First of all, I have never enjoyed an audio book as much as this one. At least half a star is for that alone. The story was quite the exciting romp through the world of the Gentleman Bastards. I don’t know how to say much without spoiling the book for people, but suffice it to say that if you enjoyed The Lies of Locke Lamora you will most likely enjoy Red Seas Under Red Skies. Jean & Locke are definitely up to no good and it doesn’t always work out for them. Still, to paraphrase one of Jean’s more memorable lines, they’re the biggest, baddest motherfuckers in the room.
Tag Archives: up to no good
I was seriously disappointed by Harry Potter and the Half-Blood Prince. Nothing happened. Well, until the very end, but even then, it wasn’t enough to save my overall impression of the book from being primarily that it was boring. They get a new professor, Dumbledore is all cagey with Harry, Snape is an asshole, Harry is an idiot, blah, blah, blah. Yes, I know there actually was a lot that took place in the book, but it still felt largely like it wasn’t there for anything other than setting up the last book.
Did I mention that it was boring?
Worst Books Read in 2011
Wonder if Ben Lerner points to his own book when teaching his students what a Mary Sue is?
5. The Man Who Couldn’t Eat by Jon Reiner
6. Boneshaker by Cherie Priest
7. Stolen World by Jennie Erin Smith
8. The Black Company by Glen Cook
9. A Visit From the Goon Squad by Jennifer Egan
10. The Suspicions of Mr. Whicher by Kate Summerscale
Worst Books Read in 2011
All stories of abused animals. Awful. I couldn’t even finish it, I was so upset.
Worst Books Read in 2011
As I suspected at the time, The Black Company proved utterly forgettable. I also hated the naming convention and it felt like I was reading an idea for a book rather than the book itself.
Also, the big, bad wizard people had flying carpets. Seriously. Shame on you, Glen Cook. Shame on you.
Well, I have now read American Psycho. I now feel completely justified in my previous suspicion that Bret Easton Ellis is not the author for me. Oh, when it isn’t taking itself seriously, the book is very well-written. Even the originally incredibly irritating repetitive detailing of brand names and prices and food became a part of the rhythm of the book in a way I was not expecting. Patrick Bateman is certainly a psychopath, whether his crimes are only in his head or real. With all of these things though, I would still love to give this one star. The reason it gets three is because of the way a consistent crawling horror was maintained. There was no respite, even in the seemingly innocuous sections.
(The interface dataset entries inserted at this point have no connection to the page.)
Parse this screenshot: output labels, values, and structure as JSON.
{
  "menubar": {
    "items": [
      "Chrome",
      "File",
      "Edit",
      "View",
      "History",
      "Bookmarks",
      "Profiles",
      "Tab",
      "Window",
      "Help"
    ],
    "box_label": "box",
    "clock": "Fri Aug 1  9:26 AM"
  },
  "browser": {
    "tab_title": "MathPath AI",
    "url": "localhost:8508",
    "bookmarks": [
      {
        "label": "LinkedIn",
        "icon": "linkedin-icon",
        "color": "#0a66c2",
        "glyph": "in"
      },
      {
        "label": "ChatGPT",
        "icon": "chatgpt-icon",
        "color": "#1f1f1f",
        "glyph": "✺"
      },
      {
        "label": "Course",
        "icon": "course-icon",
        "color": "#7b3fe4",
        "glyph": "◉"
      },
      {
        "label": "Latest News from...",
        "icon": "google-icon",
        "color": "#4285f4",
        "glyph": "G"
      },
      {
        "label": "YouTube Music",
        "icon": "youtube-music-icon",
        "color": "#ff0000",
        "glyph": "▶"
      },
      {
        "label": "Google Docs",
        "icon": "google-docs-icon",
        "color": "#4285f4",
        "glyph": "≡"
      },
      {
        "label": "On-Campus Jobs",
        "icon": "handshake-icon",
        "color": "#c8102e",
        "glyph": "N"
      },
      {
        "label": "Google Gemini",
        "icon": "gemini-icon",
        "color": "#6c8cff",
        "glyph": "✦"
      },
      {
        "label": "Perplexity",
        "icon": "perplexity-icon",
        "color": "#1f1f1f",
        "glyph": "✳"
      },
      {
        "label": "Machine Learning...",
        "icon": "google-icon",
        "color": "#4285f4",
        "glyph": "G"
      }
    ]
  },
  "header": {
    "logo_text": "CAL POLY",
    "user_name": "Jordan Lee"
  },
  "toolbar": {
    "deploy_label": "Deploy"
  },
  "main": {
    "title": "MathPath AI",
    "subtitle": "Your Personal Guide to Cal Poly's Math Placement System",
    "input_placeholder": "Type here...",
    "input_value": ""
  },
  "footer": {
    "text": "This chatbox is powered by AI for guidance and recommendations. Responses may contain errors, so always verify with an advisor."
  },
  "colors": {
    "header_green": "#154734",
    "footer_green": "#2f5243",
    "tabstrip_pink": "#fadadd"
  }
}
This takes talent. I still found it anything but enjoyable, and towards the end became annoyed when Ellis tried to make it somehow meaningful in a greater sense. Oh, and it’s certainly gory in every sense of the word, in case there was someone who missed that. I need a stiff drink now.
I began reading The Maltese Falcon with every expectation that I would enjoy it. I have heard so many comparisons of Dashiell Hammett to Raymond Chandler that anything else seemed impossible. Unfortunately, this was not the case. Try as hard as I can, I cannot see where the brilliance supposedly lies. All of the ingredients are there: beautiful, lying and tragic woman; hard-boiled detective; copious amounts of booze and coffee; evil men slapping the beautiful women in the face. (Seriously, what is up with all the slapping in noir?) Somehow, despite everything, it came off less compelling than a third-rate Alistair MacLean. What’s up with that?
I suspect that, had I read The White Queen first, I would have understood and enjoyed Richard III far more. I do not find Philippa Gregory to be a particularly compelling author, but the subject matter fascinates me. I cannot say where this fascination with the Tudors and now their Yorkist and Lancastrian ancestors first began, but it seems to be quite persistent. I will almost certainly read more of these books. They are a pleasant diversion from anything serious. Well, pleasant other than all of the dying. And children being used as pawns. And children dying. What happened to the princes in the Tower anyway?
Locke Lamora is what Oliver Twist could have been, had he not been so impossibly perfectly
naive to the point of stupidity and dull innocent. Actually, I suppose one would have to say Locke has more in common with The Artful Dodger. An orphan who becomes a skilled thief, but with far more intelligence and skill. And burning down of large inns. In The Lies of Locke Lamora Scott Lynch creates a cast of characters who you’ll love and who will make you laugh. An equisite work of fantasy that overlaps heavily with the action genre, I highly recommend this work to anyone who likes their characters to be badass and have questionable motives.